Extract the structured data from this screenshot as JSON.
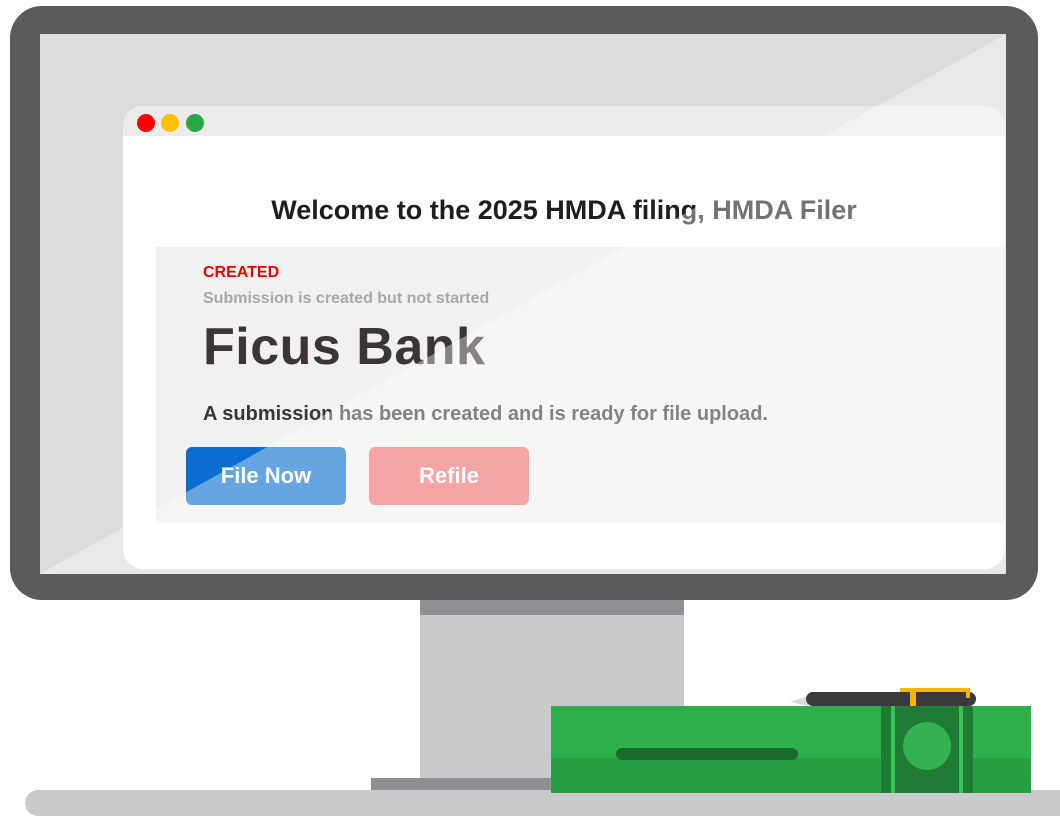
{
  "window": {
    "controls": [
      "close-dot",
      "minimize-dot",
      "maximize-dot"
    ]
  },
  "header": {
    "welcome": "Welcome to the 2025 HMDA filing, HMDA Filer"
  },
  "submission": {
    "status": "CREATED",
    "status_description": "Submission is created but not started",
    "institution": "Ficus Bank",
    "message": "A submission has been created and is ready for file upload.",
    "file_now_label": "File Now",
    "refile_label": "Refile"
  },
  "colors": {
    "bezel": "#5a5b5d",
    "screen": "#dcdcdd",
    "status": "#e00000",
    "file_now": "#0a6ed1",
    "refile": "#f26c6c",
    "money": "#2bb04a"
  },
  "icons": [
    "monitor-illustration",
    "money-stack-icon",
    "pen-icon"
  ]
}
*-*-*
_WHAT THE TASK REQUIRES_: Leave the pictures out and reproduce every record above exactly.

_COMPLETED TASK_:
Extract the structured data from this screenshot as JSON.
{
  "window": {
    "controls": [
      "close-dot",
      "minimize-dot",
      "maximize-dot"
    ]
  },
  "header": {
    "welcome": "Welcome to the 2025 HMDA filing, HMDA Filer"
  },
  "submission": {
    "status": "CREATED",
    "status_description": "Submission is created but not started",
    "institution": "Ficus Bank",
    "message": "A submission has been created and is ready for file upload.",
    "file_now_label": "File Now",
    "refile_label": "Refile"
  },
  "colors": {
    "bezel": "#5a5b5d",
    "screen": "#dcdcdd",
    "status": "#e00000",
    "file_now": "#0a6ed1",
    "refile": "#f26c6c",
    "money": "#2bb04a"
  },
  "icons": [
    "monitor-illustration",
    "money-stack-icon",
    "pen-icon"
  ]
}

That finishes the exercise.